Create a new 12cR1 database on Linux

Oracle 12c is the latest release in Oracle DBA, which is now used widely for its cloud scale simplicity, compatibility, scalability, and security. In this blog, we will discuss the step by step outline of creation of Oracle 12c R1 no Linux. To make things easier, here we will use Database Creation Assistant (dbca) to create CDB (container database) with a PDB (pluggable database).

What you have to ensure before trying it is;

  • There is already Oracle Linux 6 installed
  • Did installation of the 12cR1 rdbms binaries
  • Redirect display to desktop.

Creating a Listener

To do this, first you have to log in to the virtual host. Redirect the display to desktop. Next, call “netca” (Network configuration assistant) from the command line of Linux. Once you get the adequate screen, click next and:

  • Select the “Add” option and click next.
  • Select the name “LISTENER” from the list and then click next.
  • Select the TCP protocol as default and click next.
  • Select the standard port 1521 as default and click next.
  • Opt “no” for the option of configuring another listener and click next.

The netca assistant will now complete the “Listener” configuration and then will ask you to exit.

Before the release of Oracle 12c, all the Oracle databases were primarily Non-CDB, which means the databases were “Non Multi Tenant Container Database”. However, with 12c, one can create the databases optionally as Non-CDB or CDB databases.
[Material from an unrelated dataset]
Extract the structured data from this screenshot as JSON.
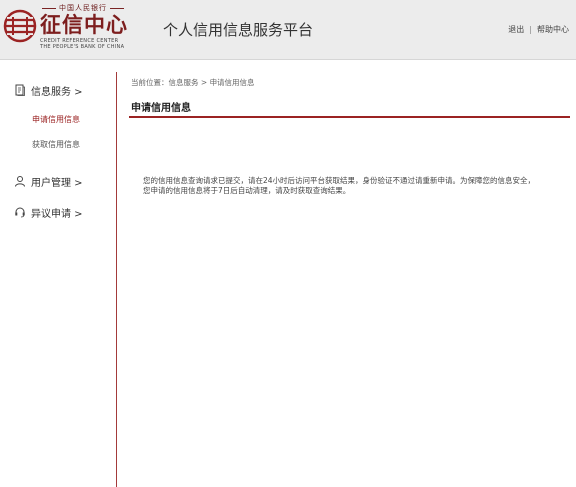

In the forthcoming steps, Database Configuration Assistant (dbca) is used to make the CDB with a PDB (pluggable database) in it.

First login to Oracle 6 Linux, access the virtual box image and next invoke the dbca from o/s prompt. Doing this, you can see the banner first and from the screen you get:

  • Select “Create Database”, click next.
  • Select “Advanced Mode”, click next.
  • Select “General Purpose / Transaction Processing”, click next.

Reaching to this level, you will be asked to provide the “Global Database Name” and SID Name. You also need to activate the check box of “Create as Container Database” and also check the radio button of “Create a Container Database with one or More PDB’s”. Then:

  • Give a “PDB Name”, click next.
  • Check the box asking to configure “Em Express”, click next.
  • Input your credentials as Administrators and click next.
  • Select the default “LISTENER”, click next.

You can further choose the “Use Common Location for all database files” and provide the location for the data files. Next uncheck the “Specify Fast Recovery Area” (this must be specific if you are setting up a real database). Click next to:

  • Select install “Sample Schema’s”, click next.
  • Select to use the “Automatic Memory Management”.
  • Click “Character Sets” and select “AL32UTF8”, click next.
  • Check boxes to “Create Database”, “Save as Database Template” to reuse in future, and “Generate Database Creation Scripts”, click next.

Next, click on finish for the database installation process to start running. Once the installation is completed uneventfully, then dbca prompts you to exit and you have a 12cR1 database running.

Author Bio: Sujain Thomas is an experienced Oracle DBA specialist who is an active member in the online tech discussion. She is an avid blogger who used to release a lot of technical administration ‘how to’ articles.